Any discussion of economics in the Old Testament must begin with the Pentateuch, especially the books of Leviticus and Deuteronomy. Clearly these are not economic textbooks. The Hebrews were an agricultural people without the compartmentalization of life we have today and to speak strictly of economics would have been unintelligible to them.
Both Leviticus and Deuteronomy are articulations of how God expected his covenant people to live. Economic activity, as was we would define it, was one organic expression of what people did in community. Both books contain a chapter where the rewards and penalties are explained for obedience and disobedience. (Leviticus 26 and Deuteronomy 30) Obedience results in long-life, prosperity and peace in the land. Disobedience brings death, injustice, strife and ultimately exile from the land.
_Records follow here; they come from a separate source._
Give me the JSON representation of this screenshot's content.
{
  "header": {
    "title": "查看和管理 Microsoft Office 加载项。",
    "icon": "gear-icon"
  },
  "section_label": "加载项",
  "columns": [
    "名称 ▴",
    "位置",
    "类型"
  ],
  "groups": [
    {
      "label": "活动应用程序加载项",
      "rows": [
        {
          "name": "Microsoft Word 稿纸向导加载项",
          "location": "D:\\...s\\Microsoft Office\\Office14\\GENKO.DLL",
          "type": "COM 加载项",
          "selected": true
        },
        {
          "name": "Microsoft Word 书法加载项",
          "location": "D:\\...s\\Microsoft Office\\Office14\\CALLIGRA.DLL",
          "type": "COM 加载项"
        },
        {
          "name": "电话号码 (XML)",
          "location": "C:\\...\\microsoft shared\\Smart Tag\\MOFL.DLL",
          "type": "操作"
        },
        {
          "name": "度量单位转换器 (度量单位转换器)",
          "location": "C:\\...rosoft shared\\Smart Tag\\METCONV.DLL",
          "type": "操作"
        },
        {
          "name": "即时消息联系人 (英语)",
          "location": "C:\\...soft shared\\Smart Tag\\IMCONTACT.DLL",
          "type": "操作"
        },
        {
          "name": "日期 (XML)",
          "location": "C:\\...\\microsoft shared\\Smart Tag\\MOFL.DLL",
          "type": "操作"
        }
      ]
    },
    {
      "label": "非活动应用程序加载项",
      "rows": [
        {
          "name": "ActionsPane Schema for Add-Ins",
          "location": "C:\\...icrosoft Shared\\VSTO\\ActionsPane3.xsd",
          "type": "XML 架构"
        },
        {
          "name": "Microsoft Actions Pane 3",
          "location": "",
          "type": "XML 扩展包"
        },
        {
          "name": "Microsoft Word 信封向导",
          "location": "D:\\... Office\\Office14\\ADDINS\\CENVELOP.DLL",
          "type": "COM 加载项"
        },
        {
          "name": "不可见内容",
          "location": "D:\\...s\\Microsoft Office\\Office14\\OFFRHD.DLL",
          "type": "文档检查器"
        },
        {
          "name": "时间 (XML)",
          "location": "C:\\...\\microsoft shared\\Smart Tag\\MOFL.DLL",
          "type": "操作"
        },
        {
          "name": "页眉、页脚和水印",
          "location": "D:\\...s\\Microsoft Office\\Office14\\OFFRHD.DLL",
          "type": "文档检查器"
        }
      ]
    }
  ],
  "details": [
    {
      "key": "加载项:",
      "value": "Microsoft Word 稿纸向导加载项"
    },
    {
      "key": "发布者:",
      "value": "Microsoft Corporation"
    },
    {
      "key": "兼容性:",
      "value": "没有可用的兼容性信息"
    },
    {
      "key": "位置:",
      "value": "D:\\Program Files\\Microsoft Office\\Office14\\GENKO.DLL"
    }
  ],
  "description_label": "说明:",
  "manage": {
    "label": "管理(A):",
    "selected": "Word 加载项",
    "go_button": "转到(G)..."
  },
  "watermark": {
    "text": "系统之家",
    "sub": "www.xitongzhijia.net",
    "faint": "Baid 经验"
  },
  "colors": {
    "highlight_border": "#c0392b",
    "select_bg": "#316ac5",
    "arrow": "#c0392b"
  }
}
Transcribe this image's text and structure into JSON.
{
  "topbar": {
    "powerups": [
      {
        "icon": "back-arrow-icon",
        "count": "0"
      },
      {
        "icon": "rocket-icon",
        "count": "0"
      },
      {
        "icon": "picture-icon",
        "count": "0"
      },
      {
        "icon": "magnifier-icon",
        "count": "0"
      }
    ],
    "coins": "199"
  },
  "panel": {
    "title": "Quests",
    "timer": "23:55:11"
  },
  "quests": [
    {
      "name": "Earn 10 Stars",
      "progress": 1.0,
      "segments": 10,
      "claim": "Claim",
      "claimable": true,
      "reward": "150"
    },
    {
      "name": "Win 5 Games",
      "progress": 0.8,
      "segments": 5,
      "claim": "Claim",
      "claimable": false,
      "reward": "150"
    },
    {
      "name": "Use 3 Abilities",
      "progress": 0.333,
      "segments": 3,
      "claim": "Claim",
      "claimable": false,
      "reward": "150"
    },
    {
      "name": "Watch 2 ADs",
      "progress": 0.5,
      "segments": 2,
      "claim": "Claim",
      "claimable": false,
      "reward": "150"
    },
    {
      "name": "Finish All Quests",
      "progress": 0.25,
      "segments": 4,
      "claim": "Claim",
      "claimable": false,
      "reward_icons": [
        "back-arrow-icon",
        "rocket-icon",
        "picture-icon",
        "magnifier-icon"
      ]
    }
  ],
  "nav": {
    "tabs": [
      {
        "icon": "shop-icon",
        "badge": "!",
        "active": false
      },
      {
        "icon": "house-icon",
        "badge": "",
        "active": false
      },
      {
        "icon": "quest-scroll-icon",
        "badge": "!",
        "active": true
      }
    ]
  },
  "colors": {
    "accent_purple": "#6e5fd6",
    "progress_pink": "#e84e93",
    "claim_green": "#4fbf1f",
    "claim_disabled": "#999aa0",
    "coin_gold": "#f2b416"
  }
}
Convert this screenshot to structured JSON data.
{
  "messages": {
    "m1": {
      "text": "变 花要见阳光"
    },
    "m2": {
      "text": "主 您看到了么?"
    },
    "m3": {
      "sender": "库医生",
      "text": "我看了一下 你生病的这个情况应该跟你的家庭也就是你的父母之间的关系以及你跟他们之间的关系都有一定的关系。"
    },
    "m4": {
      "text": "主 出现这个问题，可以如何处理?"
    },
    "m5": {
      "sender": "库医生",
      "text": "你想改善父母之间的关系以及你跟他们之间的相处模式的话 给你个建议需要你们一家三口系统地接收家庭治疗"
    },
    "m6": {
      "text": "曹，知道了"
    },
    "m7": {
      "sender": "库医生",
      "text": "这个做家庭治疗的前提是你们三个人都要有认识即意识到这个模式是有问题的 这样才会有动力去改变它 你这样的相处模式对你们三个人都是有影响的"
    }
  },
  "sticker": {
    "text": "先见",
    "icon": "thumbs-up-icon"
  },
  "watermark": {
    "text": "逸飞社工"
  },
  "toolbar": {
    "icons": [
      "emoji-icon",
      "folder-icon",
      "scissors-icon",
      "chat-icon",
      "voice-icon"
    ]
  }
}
It is Deuteronomy 30 that closes with God’s powerful exhortation:
15 See, I have set before you today life and prosperity, death and adversity. …19 I call heaven and earth to witness against you today that I have set before you life and death, blessings and curses. Choose life so that you and your descendants may live, 20 loving the Lord your God, obeying him, and holding fast to him; for that means life to you and length of days, so that you may live in the land that the Lord swore to give to your ancestors, to Abraham, to Isaac, and to Jacob. (NRSV)
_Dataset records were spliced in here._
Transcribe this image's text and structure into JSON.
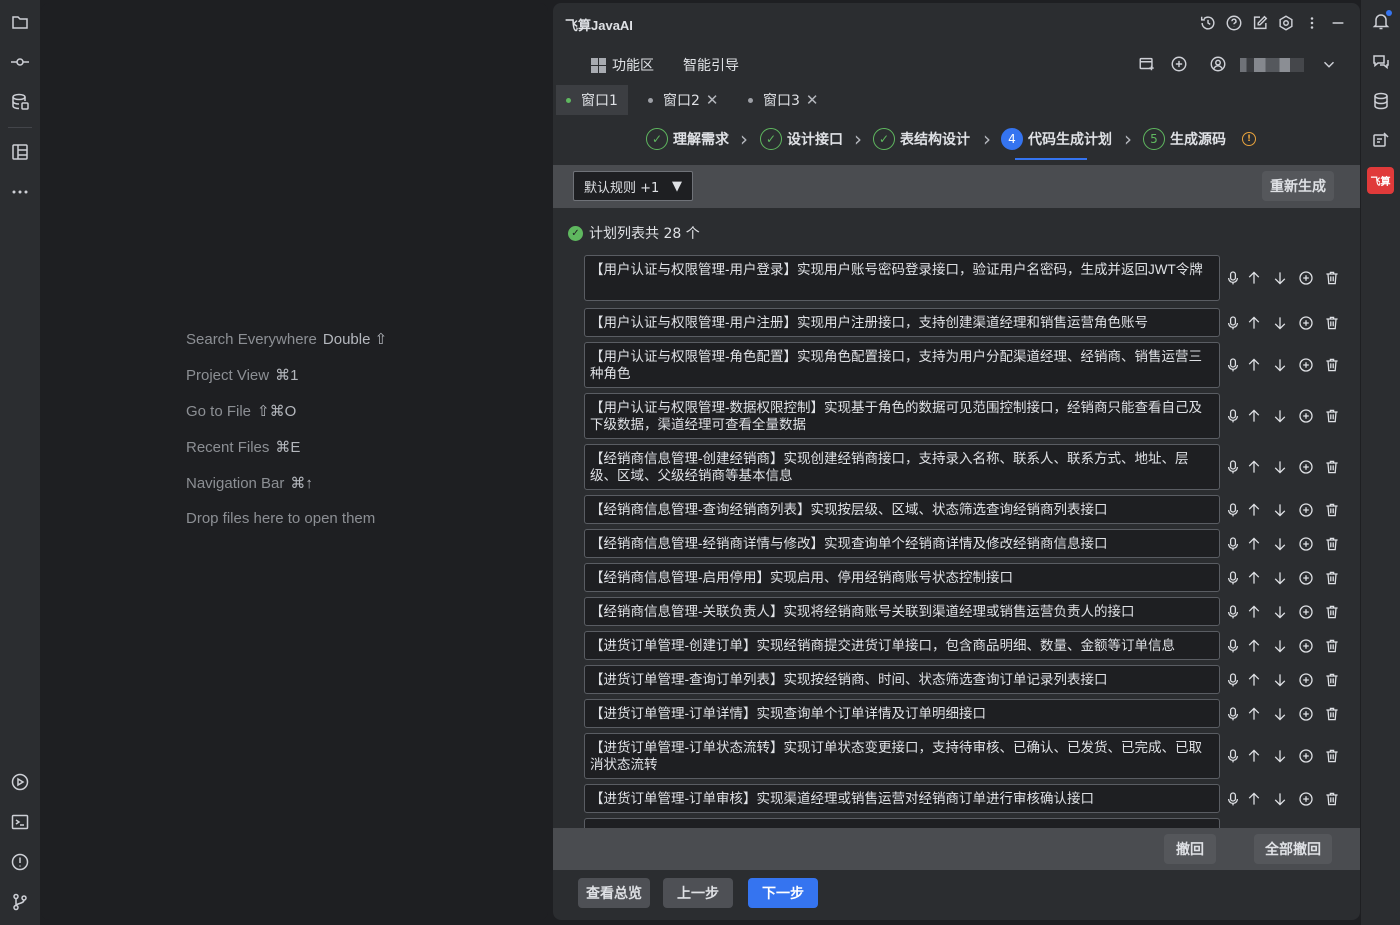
{
  "left_strip": {
    "top_icons": [
      "folder-icon",
      "commit-icon",
      "database-icon",
      "structure-icon",
      "more-icon"
    ],
    "bottom_icons": [
      "run-icon",
      "terminal-icon",
      "problems-icon",
      "git-branch-icon"
    ]
  },
  "editor_hints": [
    {
      "label": "Search Everywhere",
      "shortcut": "Double ⇧"
    },
    {
      "label": "Project View",
      "shortcut": "⌘1"
    },
    {
      "label": "Go to File",
      "shortcut": "⇧⌘O"
    },
    {
      "label": "Recent Files",
      "shortcut": "⌘E"
    },
    {
      "label": "Navigation Bar",
      "shortcut": "⌘↑"
    },
    {
      "label": "Drop files here to open them",
      "shortcut": ""
    }
  ],
  "panel": {
    "title": "飞算JavaAI",
    "header_icons": [
      "history-icon",
      "help-icon",
      "edit-icon",
      "settings-icon",
      "more-vertical-icon",
      "minimize-icon"
    ],
    "nav": {
      "feature_area": "功能区",
      "smart_guide": "智能引导"
    },
    "nav_icons": [
      "new-window-icon",
      "add-icon",
      "user-icon",
      "chevron-down-icon"
    ],
    "window_tabs": [
      {
        "label": "窗口1",
        "closable": false,
        "active": true
      },
      {
        "label": "窗口2",
        "closable": true,
        "active": false
      },
      {
        "label": "窗口3",
        "closable": true,
        "active": false
      }
    ],
    "steps": [
      {
        "num": "✓",
        "label": "理解需求",
        "state": "done"
      },
      {
        "num": "✓",
        "label": "设计接口",
        "state": "done"
      },
      {
        "num": "✓",
        "label": "表结构设计",
        "state": "done"
      },
      {
        "num": "4",
        "label": "代码生成计划",
        "state": "current"
      },
      {
        "num": "5",
        "label": "生成源码",
        "state": "todo"
      }
    ],
    "warn_glyph": "!",
    "toolbar": {
      "rule_select": "默认规则 +1",
      "regenerate": "重新生成"
    },
    "plan_count": "计划列表共 28 个",
    "plan_items": [
      "【用户认证与权限管理-用户登录】实现用户账号密码登录接口，验证用户名密码，生成并返回JWT令牌",
      "【用户认证与权限管理-用户注册】实现用户注册接口，支持创建渠道经理和销售运营角色账号",
      "【用户认证与权限管理-角色配置】实现角色配置接口，支持为用户分配渠道经理、经销商、销售运营三种角色",
      "【用户认证与权限管理-数据权限控制】实现基于角色的数据可见范围控制接口，经销商只能查看自己及下级数据，渠道经理可查看全量数据",
      "【经销商信息管理-创建经销商】实现创建经销商接口，支持录入名称、联系人、联系方式、地址、层级、区域、父级经销商等基本信息",
      "【经销商信息管理-查询经销商列表】实现按层级、区域、状态筛选查询经销商列表接口",
      "【经销商信息管理-经销商详情与修改】实现查询单个经销商详情及修改经销商信息接口",
      "【经销商信息管理-启用停用】实现启用、停用经销商账号状态控制接口",
      "【经销商信息管理-关联负责人】实现将经销商账号关联到渠道经理或销售运营负责人的接口",
      "【进货订单管理-创建订单】实现经销商提交进货订单接口，包含商品明细、数量、金额等订单信息",
      "【进货订单管理-查询订单列表】实现按经销商、时间、状态筛选查询订单记录列表接口",
      "【进货订单管理-订单详情】实现查询单个订单详情及订单明细接口",
      "【进货订单管理-订单状态流转】实现订单状态变更接口，支持待审核、已确认、已发货、已完成、已取消状态流转",
      "【进货订单管理-订单审核】实现渠道经理或销售运营对经销商订单进行审核确认接口"
    ],
    "row_actions": [
      "microphone-icon",
      "arrow-up-icon",
      "arrow-down-icon",
      "add-circle-icon",
      "trash-icon"
    ],
    "undo": "撤回",
    "undo_all": "全部撤回",
    "footer": {
      "overview": "查看总览",
      "prev": "上一步",
      "next": "下一步"
    }
  },
  "right_strip": {
    "icons": [
      "notifications-icon",
      "ai-chat-icon",
      "database-icon",
      "ai-assistant-icon"
    ],
    "brand_badge": "飞算"
  },
  "colors": {
    "accent": "#3574f0",
    "success": "#5fb85f",
    "warning": "#e8a33d",
    "brand": "#e03a3a"
  }
}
So what does the Old Testament law tell us about economic justice? What does it have to teach us today about an appropriate ordering of competing rights and obligations? The most important thing I think we can observe is that Old Testament justice always has a vision of community in mind like the one articulated in Leviticus 26 and Deuteronomy 30. Central to the right ordering of competing interests is “the vision.” And, of course, central the vision is right relationship with God. The Israelite project was not to be about slavery to an endless litany of do’s and don’ts. It was about realizing a vision. The laws given in these books were a means to end, not an end in themselves.
To say that the laws were a means to and end is not to say they were inconsequential. On the contrary, many are transcendent ethical principles, though contextually applied. We should expect that honoring those principles today should bring a measure of shalom to our lives.
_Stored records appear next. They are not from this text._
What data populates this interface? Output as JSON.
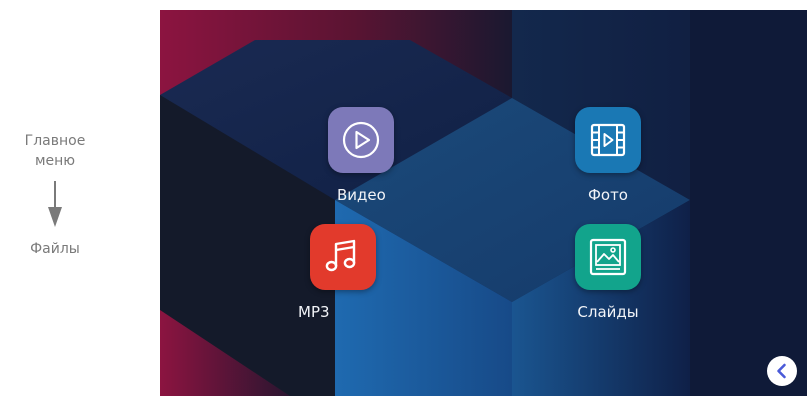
{
  "annotation": {
    "from": "Главное\nменю",
    "to": "Файлы"
  },
  "apps": {
    "video": {
      "label": "Видео",
      "icon": "play-circle-icon",
      "color": "#7d79b9"
    },
    "photo": {
      "label": "Фото",
      "icon": "film-strip-icon",
      "color": "#1a78b4"
    },
    "mp3": {
      "label": "MP3",
      "icon": "music-note-icon",
      "color": "#e23a2c"
    },
    "slides": {
      "label": "Слайды",
      "icon": "picture-frame-icon",
      "color": "#12a48c"
    }
  },
  "colors": {
    "background": "#0f1a36",
    "accent_magenta": "#8e1540",
    "accent_blue": "#1d6fb0",
    "back_button_icon": "#4a5ad8"
  }
}
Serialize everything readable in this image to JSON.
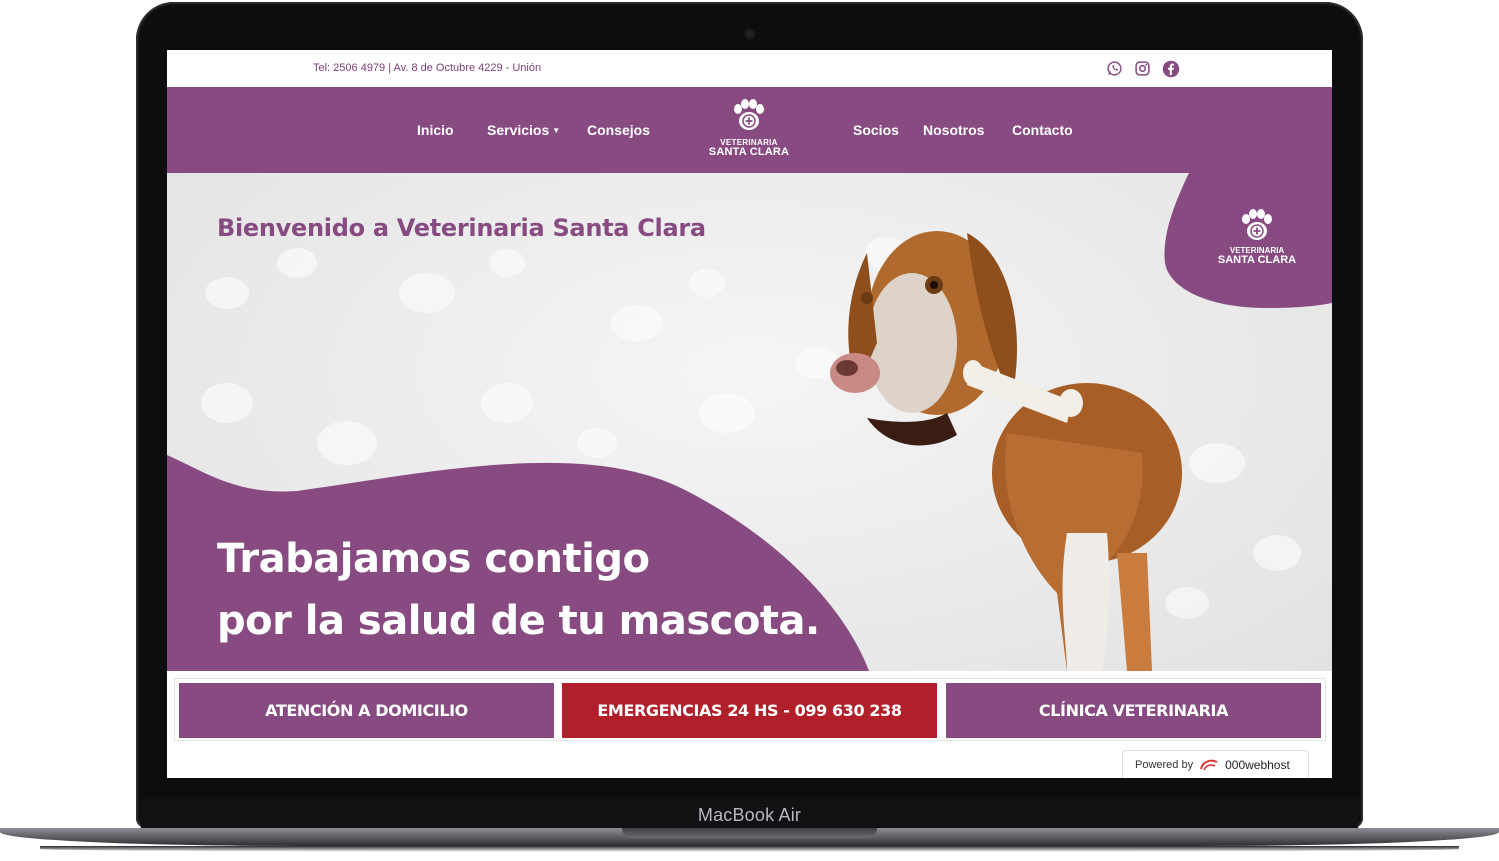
{
  "device": {
    "label": "MacBook Air"
  },
  "topbar": {
    "info": "Tel: 2506 4979 | Av. 8 de Octubre 4229 - Unión",
    "social_icons": [
      "whatsapp-icon",
      "instagram-icon",
      "facebook-icon"
    ]
  },
  "nav": {
    "items": [
      "Inicio",
      "Servicios",
      "Consejos",
      "Socios",
      "Nosotros",
      "Contacto"
    ],
    "logo_line1": "VETERINARIA",
    "logo_line2": "SANTA CLARA"
  },
  "hero": {
    "welcome": "Bienvenido a Veterinaria Santa Clara",
    "slogan_line1": "Trabajamos contigo",
    "slogan_line2": "por la salud de tu mascota.",
    "prev_arrow": "‹",
    "next_arrow": "›"
  },
  "buttons": [
    "ATENCIÓN A DOMICILIO",
    "EMERGENCIAS 24 HS - 099 630 238",
    "CLÍNICA VETERINARIA"
  ],
  "powered": {
    "label": "Powered by",
    "host": "000webhost"
  },
  "colors": {
    "brand": "#874b82",
    "emergency": "#b1202a"
  }
}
What are these principles? To aid in that discussion I want to introduce three types of economic justice concerns. Over the next few posts I will investigate what scripture has to say to us about these concerns. Then I will turn to one of the most interesting aspects of Old Testament law, the Jubilee Code in Leviticus 25; one of the most frequently used and abused passages in the Old Testament.
Three Aspects of Economic Justice
- Distributive Justice – Addresses how capital and goods are distributed throughout the society.
- Commutative Justice – Addresses the truthfulness of parties to an economic exchange.
- Remedial Justice – Addresses just compensation and punitive action when there has been malicious or careless damage done to life, liberty or property.